This month's question comes from an adviser who wants to know the ethical considerations of moving to an independent RIA from a large bank.
Q: I am thinking of leaving my current position with a large bank to establish a position as an independent RIA. I have been with the bank for several years and have many regular clients in the two branches that I serve. I want to expand the types of offerings that I can provide to clients beyond just those available at the bank. This has been frustrating for me as well as my clients. Before I make this leap, I am concerned about the ethical considerations involved in working with existing clients once I open a new firm.
A: You are right to be concerned about the ethical implications but I urge you to consider the legal consequences as well. Not everything that is ethical is legal and not everything that is legal is ethical.
The first thing to review is your employment agreement with the bank. It is likely that there is either a non-compete clause or a non-solicitation clause that describes whether and when you can approach existing clients. The most onerous of these may preclude any and all contact for a period of a year or more. There may also be language that specifically reserves ownership of all client relationships to your employer. Although you think of them as “my clients,” in a legal sense they may actually be “bank clients.” Taking action that would alienate the clients from the bank could be viewed as a form of theft. This is especially true since the profitability of virtually all financial products depends on the persistency of the client relationship.

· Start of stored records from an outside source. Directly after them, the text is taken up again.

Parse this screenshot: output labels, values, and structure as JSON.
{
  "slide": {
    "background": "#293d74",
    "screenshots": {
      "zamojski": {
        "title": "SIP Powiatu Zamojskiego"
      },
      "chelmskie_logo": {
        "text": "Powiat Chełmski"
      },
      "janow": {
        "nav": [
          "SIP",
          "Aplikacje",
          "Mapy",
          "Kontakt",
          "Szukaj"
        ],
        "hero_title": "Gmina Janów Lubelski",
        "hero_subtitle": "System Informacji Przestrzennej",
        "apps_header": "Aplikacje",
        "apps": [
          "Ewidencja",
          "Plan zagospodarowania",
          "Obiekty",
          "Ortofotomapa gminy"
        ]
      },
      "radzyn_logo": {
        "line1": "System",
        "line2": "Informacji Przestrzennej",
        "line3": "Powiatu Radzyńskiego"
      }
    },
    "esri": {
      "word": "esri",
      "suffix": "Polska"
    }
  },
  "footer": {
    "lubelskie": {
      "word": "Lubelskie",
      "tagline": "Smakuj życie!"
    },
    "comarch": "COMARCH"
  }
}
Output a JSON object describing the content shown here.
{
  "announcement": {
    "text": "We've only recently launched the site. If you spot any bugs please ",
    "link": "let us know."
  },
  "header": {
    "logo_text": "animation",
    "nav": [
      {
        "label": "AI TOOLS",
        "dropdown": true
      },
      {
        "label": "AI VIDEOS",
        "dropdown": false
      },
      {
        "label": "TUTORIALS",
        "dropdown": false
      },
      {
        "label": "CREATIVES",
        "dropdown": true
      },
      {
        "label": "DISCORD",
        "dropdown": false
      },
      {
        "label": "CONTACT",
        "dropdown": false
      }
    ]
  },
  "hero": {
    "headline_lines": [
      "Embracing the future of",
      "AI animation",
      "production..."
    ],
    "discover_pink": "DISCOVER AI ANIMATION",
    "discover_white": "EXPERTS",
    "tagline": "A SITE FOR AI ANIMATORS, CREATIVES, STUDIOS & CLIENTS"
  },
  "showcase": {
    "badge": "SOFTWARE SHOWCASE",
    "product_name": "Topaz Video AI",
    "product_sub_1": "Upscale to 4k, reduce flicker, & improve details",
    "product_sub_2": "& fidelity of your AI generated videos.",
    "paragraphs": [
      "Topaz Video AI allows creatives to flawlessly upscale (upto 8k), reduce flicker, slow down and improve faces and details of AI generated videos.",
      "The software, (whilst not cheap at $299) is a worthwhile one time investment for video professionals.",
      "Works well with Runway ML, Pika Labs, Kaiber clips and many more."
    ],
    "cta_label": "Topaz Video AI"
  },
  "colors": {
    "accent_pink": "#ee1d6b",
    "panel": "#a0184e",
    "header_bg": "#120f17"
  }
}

Firms often lose money on new sales and do not break even until several years down the road. But most adviser compensation is front-loaded with only a small portion consisting of trails over time. This incentivizes advisers to solicit new clients but creates a conflict between adviser and employer. Firms deal with the conflict by enacting restrictive language in their employment agreements to preserve the client relationships if an adviser leaves for any reason. Enforcement of these agreements varies depending on the firm and sometimes by the adviser. These legal battles can be costly to both parties and are a serious distraction for an adviser establishing a new firm.
From an ethical view, the picture is clearer. You signed an agreement that describes what you cannot do after you leave the firm. Pleading ignorance because you did not read the agreement carefully before you signed it will not protect you in court and does not provide an ethical rationale to ignore the provisions either. You must comply with the terms as difficult as that may be. Taking clients with you to your new firm might prove to be illegal if the firm fights it, but would surely be unethical whether they take legal action or not. Clients see advisers they are trustworthy and honor their commitments. Soliciting clients to leave a firm that you supported when you first brought them on-board sends a disturbing message that maybe you are placing your interests ahead of your former employer and that you might be placing your interests ahead of theirs, too.
Bottom line: Honor both the letter and the spirit of your existing agreements. Leave if you must but leave your clients behind. In this age of social media, it won't be hard for them to find you if they are dissatisfied with the new adviser assigned by the bank. If they contact you before the expiration of any restrictions, ask them to wait until after the restrictions end. They will be impressed with your integrity and recognize that you will not place your interests ahead of theirs.
Dan Candura is founder of the education and consulting firm Candura Group. Write to him to submit a question. All submissions will be treated confidentially.